Rep. John Rusche, D-Lewiston, a retired physician and health insurance executive, said, “That $120 million of unidentified expenses makes it very difficult to do valid managed-care contracting, because you can't identify the services.” That'll be a problem, he warned, as this year's Medicaid reform bill, HB 260, requires moves toward managed care starting in the upcoming fiscal year.
Berg said the interim payments “sidestepped the entire process, so they're simply sending this chunk of money out to the providers and then doing this enormous reconciliation. … To connect the dots to the client - this is the thing that they're trying to work through.”
Say you're in the market for some Idaho items, like a Spuddy Buddy beanie or a state Capitol T-shirt, to send to far-off relatives. The state Capitol Giftshop is making it easy now - it's online; you can shop it here. Prices include shipping. Asked if the shop charges sales tax on online sales, capitol staffer Robyn Lockett said, “Yes we do,” prompting appreciative laughter from the Legislative Council. Lawmakers have been reluctant to enact any legislation to participate in a multi-state effort working toward online sales taxes, but Idaho already requires people to pay sales tax on online sales - if they don't pay it when they buy, they're supposed to report it and pay it on their income tax forms.
Reviewing this year's legislative session, Legislative Services Director Jeff Youtz told the Legislative Council this morning that this year's unprecedented large public hearings were a success. “By and large it went very well, I thought,” Youtz told the council, which is chaired by House Speaker Lawerence Denney and Senate President Pro-Tem Brent Hill. “The opportunity for the public to participate is just tremendous in this newly redesigned building. We could never have done that in the past.”
Senate Minority Leader Edgar Malepeai said some hearing attendees were frustrated, including one who complained of traveling from Coeur d'Alene and being high on the signup list, but not being called to testify. “There's nothing more frustrating than having someone fly in at their own expense, and realize they're never going to get in front of the committee,” Malepeai said.
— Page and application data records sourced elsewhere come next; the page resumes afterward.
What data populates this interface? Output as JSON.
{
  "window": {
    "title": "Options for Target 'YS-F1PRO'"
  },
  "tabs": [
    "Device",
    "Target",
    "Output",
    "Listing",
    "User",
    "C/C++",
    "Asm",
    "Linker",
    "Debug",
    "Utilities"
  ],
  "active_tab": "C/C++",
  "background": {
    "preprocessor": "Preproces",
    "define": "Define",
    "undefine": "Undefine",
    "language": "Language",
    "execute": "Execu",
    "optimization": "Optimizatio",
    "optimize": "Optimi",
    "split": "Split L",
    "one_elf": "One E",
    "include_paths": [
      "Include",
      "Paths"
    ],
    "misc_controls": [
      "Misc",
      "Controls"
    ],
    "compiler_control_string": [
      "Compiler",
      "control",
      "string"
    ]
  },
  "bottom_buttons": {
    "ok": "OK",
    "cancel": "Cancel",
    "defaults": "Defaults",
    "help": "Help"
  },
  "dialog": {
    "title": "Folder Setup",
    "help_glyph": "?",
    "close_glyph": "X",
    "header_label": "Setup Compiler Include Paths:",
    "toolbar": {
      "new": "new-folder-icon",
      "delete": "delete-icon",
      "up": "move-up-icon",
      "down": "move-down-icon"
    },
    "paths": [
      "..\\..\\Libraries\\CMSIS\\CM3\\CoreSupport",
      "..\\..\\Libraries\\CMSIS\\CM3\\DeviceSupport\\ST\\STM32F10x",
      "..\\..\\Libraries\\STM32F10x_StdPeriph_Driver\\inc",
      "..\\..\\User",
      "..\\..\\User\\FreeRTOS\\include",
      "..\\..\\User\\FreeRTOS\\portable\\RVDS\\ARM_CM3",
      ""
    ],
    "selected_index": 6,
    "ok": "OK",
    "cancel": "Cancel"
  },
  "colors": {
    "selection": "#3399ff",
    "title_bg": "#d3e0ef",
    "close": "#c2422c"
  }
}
He suggested a consistent process for hearings, but several other lawmakers disagreed, and said it's worked well to have committee chairmen determine how hearings are handled. “There may be from time to time those tragic kinds of examples, but we saw those committees running deeply into the evening to accommodate people who came from not the Treasure Valley area,” said Senate Majority Leader Bart Davis. “I don't recall a session where we had a greater amount of public input including from people outside of this valley than this year. … I think it was remarkable.”
Sen. Nicole LeFavour, D-Boise, said she was bothered by the alternating of testimony from people for and against legislation. “That pro-con trading … attempts to present the two sides as if they are equally divided when in fact they are 8-1,” she said. “I think that tends to warp what is going to come out.” Sen. Steve Bair, R-Blackfoot, said, “I like the idea of leaving how those hearings are run in the hands of the committee chairmen. That's their responsibility to do that. I'd hate to mandate from somewhere else how those are done. I think each one of those hearings is a little bit different.”